» Data
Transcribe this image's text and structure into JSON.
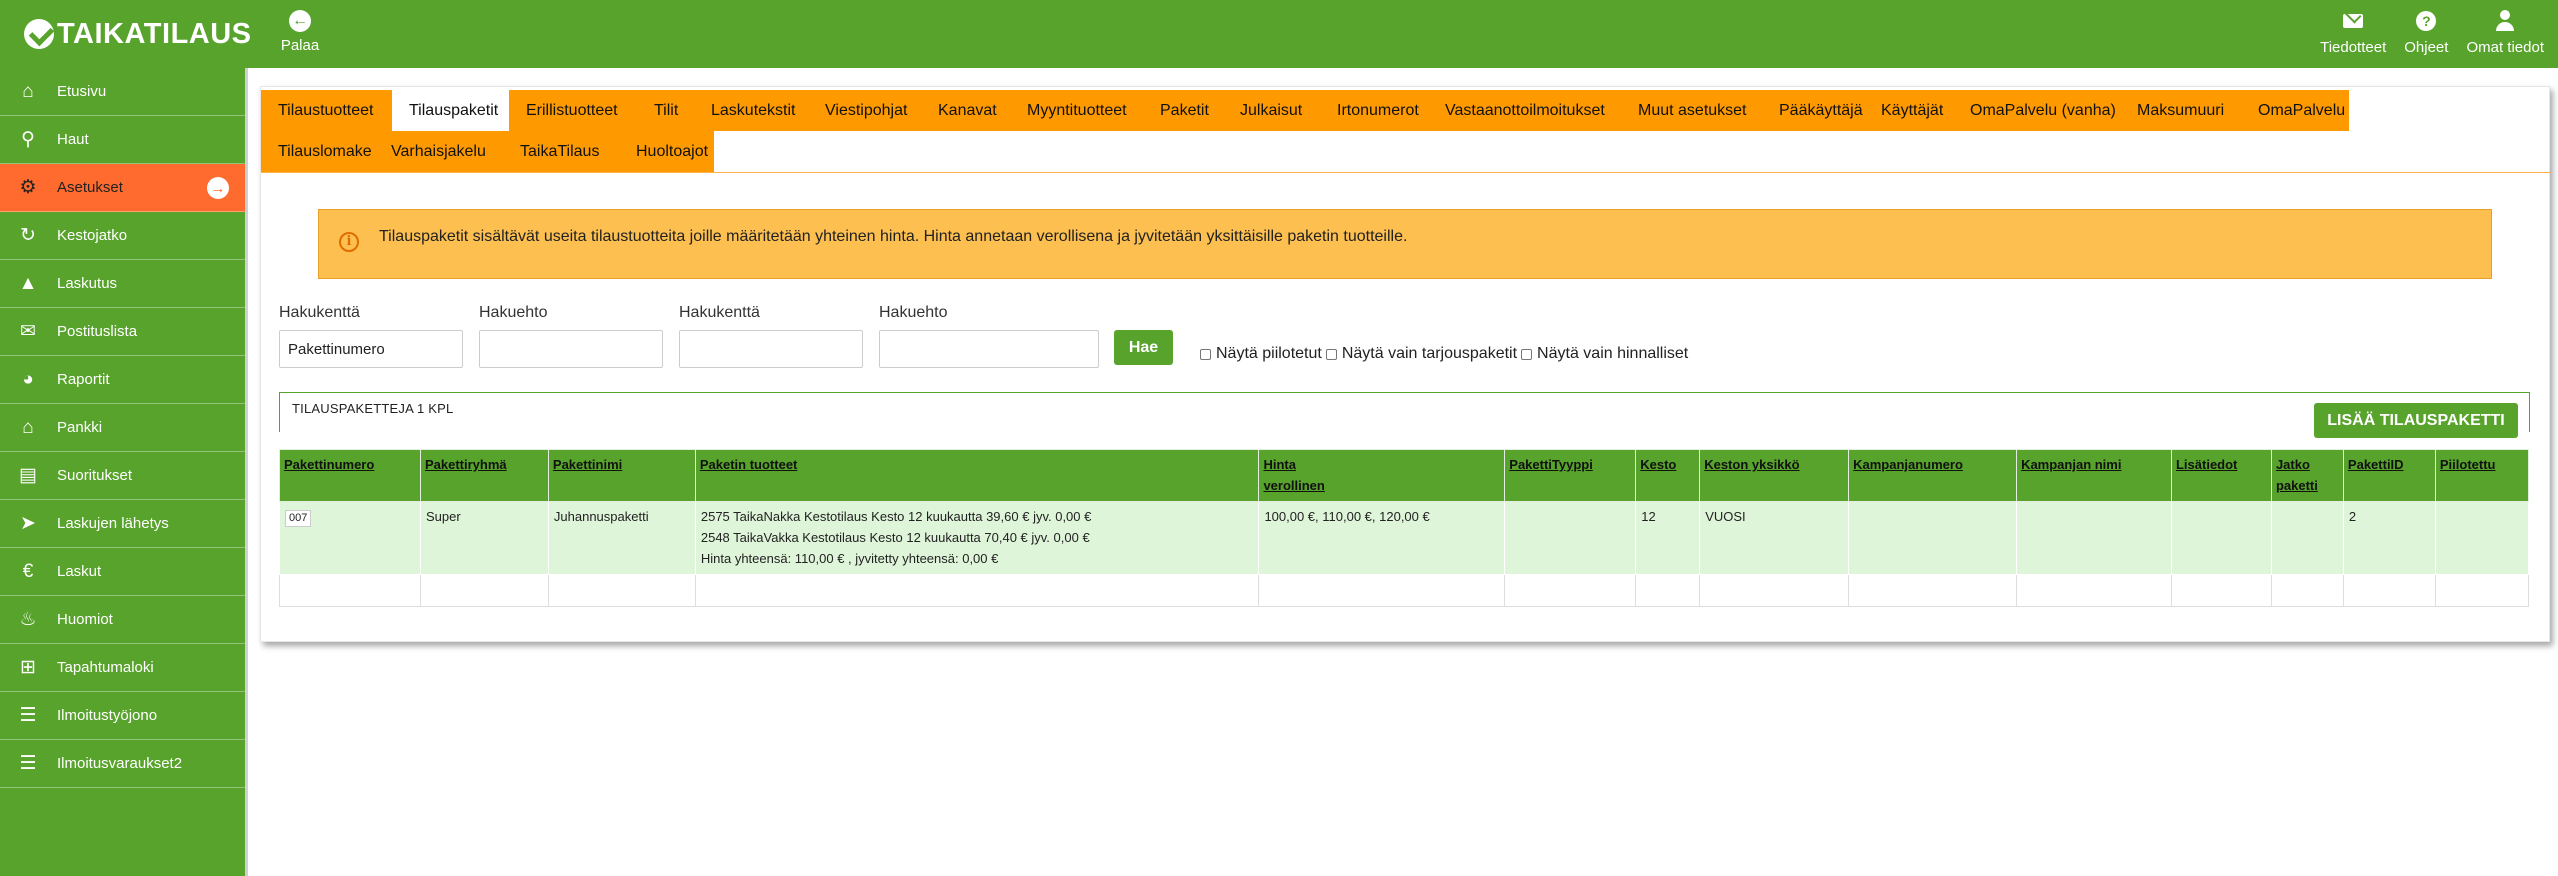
{
  "app": {
    "logo_text": "TAIKATILAUS",
    "back_label": "Palaa"
  },
  "header_actions": [
    {
      "label": "Tiedotteet",
      "icon": "envelope-icon"
    },
    {
      "label": "Ohjeet",
      "icon": "help-icon"
    },
    {
      "label": "Omat tiedot",
      "icon": "user-icon"
    }
  ],
  "sidebar": {
    "items": [
      {
        "label": "Etusivu",
        "icon": "home-icon"
      },
      {
        "label": "Haut",
        "icon": "search-icon"
      },
      {
        "label": "Asetukset",
        "icon": "gear-icon",
        "active": true
      },
      {
        "label": "Kestojatko",
        "icon": "refresh-icon"
      },
      {
        "label": "Laskutus",
        "icon": "thumbs-up-icon"
      },
      {
        "label": "Postituslista",
        "icon": "envelope-icon"
      },
      {
        "label": "Raportit",
        "icon": "pie-chart-icon"
      },
      {
        "label": "Pankki",
        "icon": "bank-icon"
      },
      {
        "label": "Suoritukset",
        "icon": "receipt-icon"
      },
      {
        "label": "Laskujen lähetys",
        "icon": "send-icon"
      },
      {
        "label": "Laskut",
        "icon": "euro-icon"
      },
      {
        "label": "Huomiot",
        "icon": "bell-icon"
      },
      {
        "label": "Tapahtumaloki",
        "icon": "grid-icon"
      },
      {
        "label": "Ilmoitustyöjono",
        "icon": "list-icon"
      },
      {
        "label": "Ilmoitusvaraukset2",
        "icon": "list-indent-icon"
      }
    ]
  },
  "tabs": {
    "row1": [
      "Tilaustuotteet",
      "Tilauspaketit",
      "Erillistuotteet",
      "Tilit",
      "Laskutekstit",
      "Viestipohjat",
      "Kanavat",
      "Myyntituotteet",
      "Paketit",
      "Julkaisut",
      "Irtonumerot",
      "Vastaanottoilmoitukset",
      "Muut asetukset",
      "Pääkäyttäjä",
      "Käyttäjät",
      "OmaPalvelu (vanha)",
      "Maksumuuri",
      "OmaPalvelu"
    ],
    "row2": [
      "Tilauslomake",
      "Varhaisjakelu",
      "TaikaTilaus",
      "Huoltoajot"
    ],
    "active": "Tilauspaketit"
  },
  "info_message": "Tilauspaketit sisältävät useita tilaustuotteita joille määritetään yhteinen hinta. Hinta annetaan verollisena ja jyvitetään yksittäisille paketin tuotteille.",
  "search": {
    "fields": [
      {
        "label": "Hakukenttä",
        "value": "Pakettinumero"
      },
      {
        "label": "Hakuehto",
        "value": ""
      },
      {
        "label": "Hakukenttä",
        "value": ""
      },
      {
        "label": "Hakuehto",
        "value": ""
      }
    ],
    "button_label": "Hae",
    "checkboxes": [
      "Näytä piilotetut",
      "Näytä vain tarjouspaketit",
      "Näytä vain hinnalliset"
    ]
  },
  "results": {
    "count_label": "TILAUSPAKETTEJA 1 KPL",
    "add_button_label": "LISÄÄ TILAUSPAKETTI",
    "columns": [
      "Pakettinumero",
      "Pakettiryhmä",
      "Pakettinimi",
      "Paketin tuotteet",
      "Hinta verollinen",
      "PakettiTyyppi",
      "Kesto",
      "Keston yksikkö",
      "Kampanjanumero",
      "Kampanjan nimi",
      "Lisätiedot",
      "Jatko paketti",
      "PakettiID",
      "Piilotettu"
    ],
    "rows": [
      {
        "pakettinumero": "007",
        "pakettiryhma": "Super",
        "pakettinimi": "Juhannuspaketti",
        "tuotteet": [
          "2575 TaikaNakka Kestotilaus Kesto 12 kuukautta 39,60 € jyv. 0,00 €",
          "2548 TaikaVakka Kestotilaus Kesto 12 kuukautta 70,40 € jyv. 0,00 €",
          "Hinta yhteensä: 110,00 € , jyvitetty yhteensä: 0,00 €"
        ],
        "hinta": "100,00 €, 110,00 €, 120,00 €",
        "pakettityyppi": "",
        "kesto": "12",
        "keston_yksikko": "VUOSI",
        "kampanjanumero": "",
        "kampanjan_nimi": "",
        "lisatiedot": "",
        "jatko_paketti": "",
        "paketti_id": "2",
        "piilotettu": ""
      }
    ]
  },
  "colors": {
    "green": "#58a32c",
    "orange": "#ff9900",
    "active_nav": "#ff6b2e",
    "info_bg": "#fdbf4f",
    "row_bg": "#dff5d9"
  }
}
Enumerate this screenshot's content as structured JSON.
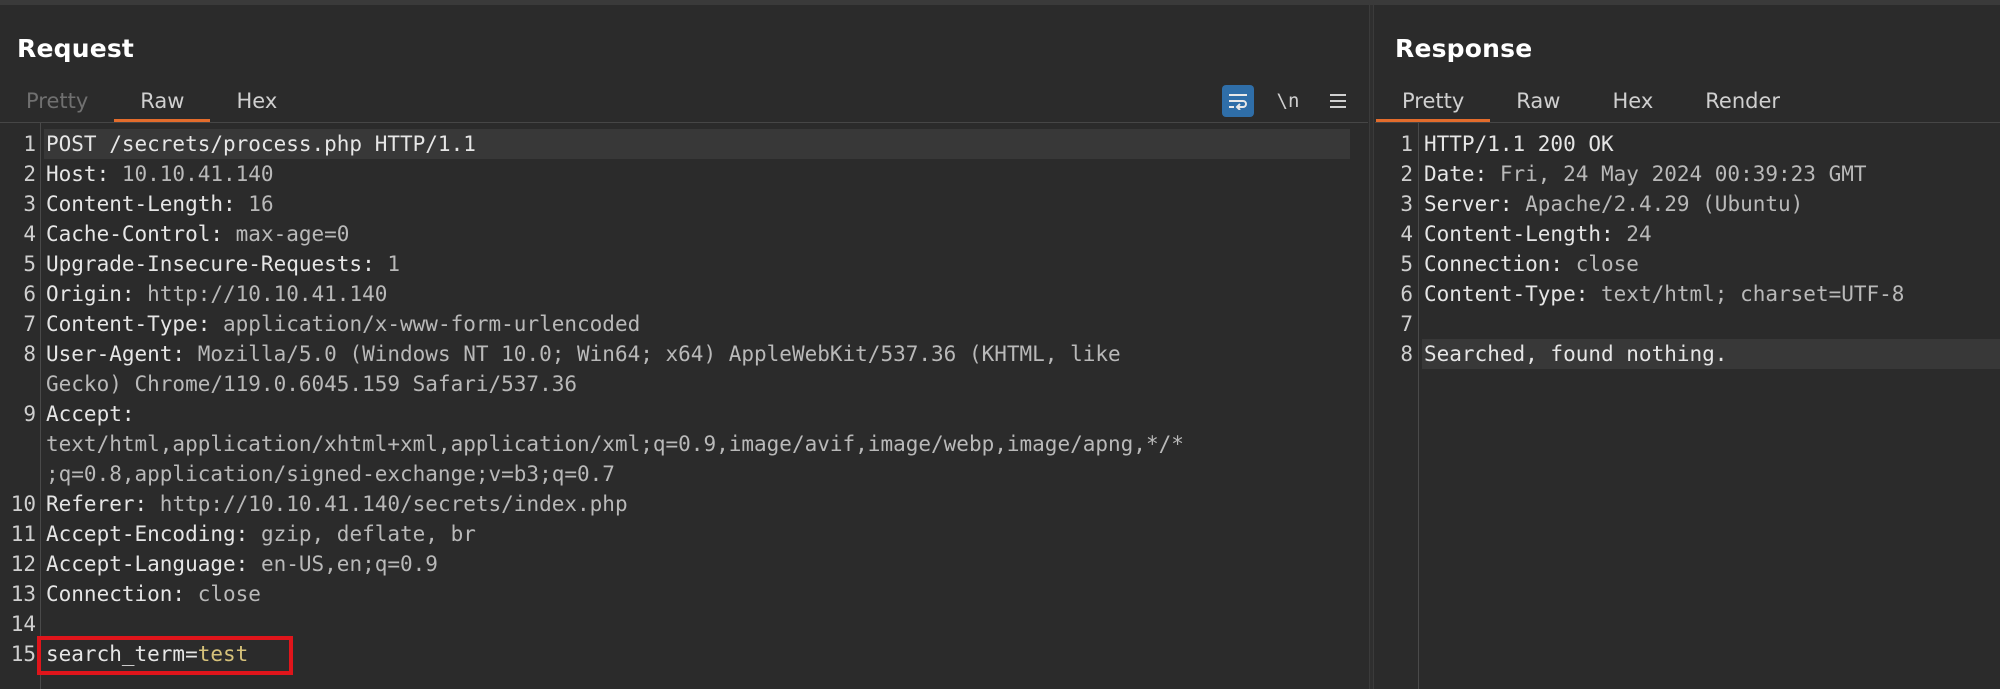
{
  "request": {
    "title": "Request",
    "tabs": [
      "Pretty",
      "Raw",
      "Hex"
    ],
    "active_tab": "Raw",
    "toolbar": {
      "wrap_icon": "word-wrap-icon",
      "newline_label": "\\n",
      "menu_icon": "hamburger-menu-icon"
    },
    "lines": [
      {
        "n": "1",
        "k": "POST /secrets/process.php HTTP/1.1",
        "v": ""
      },
      {
        "n": "2",
        "k": "Host:",
        "v": " 10.10.41.140"
      },
      {
        "n": "3",
        "k": "Content-Length:",
        "v": " 16"
      },
      {
        "n": "4",
        "k": "Cache-Control:",
        "v": " max-age=0"
      },
      {
        "n": "5",
        "k": "Upgrade-Insecure-Requests:",
        "v": " 1"
      },
      {
        "n": "6",
        "k": "Origin:",
        "v": " http://10.10.41.140"
      },
      {
        "n": "7",
        "k": "Content-Type:",
        "v": " application/x-www-form-urlencoded"
      },
      {
        "n": "8",
        "k": "User-Agent:",
        "v": " Mozilla/5.0 (Windows NT 10.0; Win64; x64) AppleWebKit/537.36 (KHTML, like"
      },
      {
        "n": "",
        "k": "",
        "v": "Gecko) Chrome/119.0.6045.159 Safari/537.36"
      },
      {
        "n": "9",
        "k": "Accept:",
        "v": ""
      },
      {
        "n": "",
        "k": "",
        "v": "text/html,application/xhtml+xml,application/xml;q=0.9,image/avif,image/webp,image/apng,*/*"
      },
      {
        "n": "",
        "k": "",
        "v": ";q=0.8,application/signed-exchange;v=b3;q=0.7"
      },
      {
        "n": "10",
        "k": "Referer:",
        "v": " http://10.10.41.140/secrets/index.php"
      },
      {
        "n": "11",
        "k": "Accept-Encoding:",
        "v": " gzip, deflate, br"
      },
      {
        "n": "12",
        "k": "Accept-Language:",
        "v": " en-US,en;q=0.9"
      },
      {
        "n": "13",
        "k": "Connection:",
        "v": " close"
      },
      {
        "n": "14",
        "k": "",
        "v": ""
      }
    ],
    "body_line": {
      "n": "15",
      "param": "search_term",
      "eq": "=",
      "value": "test"
    }
  },
  "response": {
    "title": "Response",
    "tabs": [
      "Pretty",
      "Raw",
      "Hex",
      "Render"
    ],
    "active_tab": "Pretty",
    "lines": [
      {
        "n": "1",
        "k": "HTTP/1.1 200 OK",
        "v": ""
      },
      {
        "n": "2",
        "k": "Date:",
        "v": " Fri, 24 May 2024 00:39:23 GMT"
      },
      {
        "n": "3",
        "k": "Server:",
        "v": " Apache/2.4.29 (Ubuntu)"
      },
      {
        "n": "4",
        "k": "Content-Length:",
        "v": " 24"
      },
      {
        "n": "5",
        "k": "Connection:",
        "v": " close"
      },
      {
        "n": "6",
        "k": "Content-Type:",
        "v": " text/html; charset=UTF-8"
      },
      {
        "n": "7",
        "k": "",
        "v": ""
      },
      {
        "n": "8",
        "k": "Searched, found nothing.",
        "v": ""
      }
    ]
  }
}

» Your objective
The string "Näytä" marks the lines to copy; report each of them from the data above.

» Response area
      "Näytä piilotetut",
      "Näytä vain tarjouspaketit",
      "Näytä vain hinnalliset"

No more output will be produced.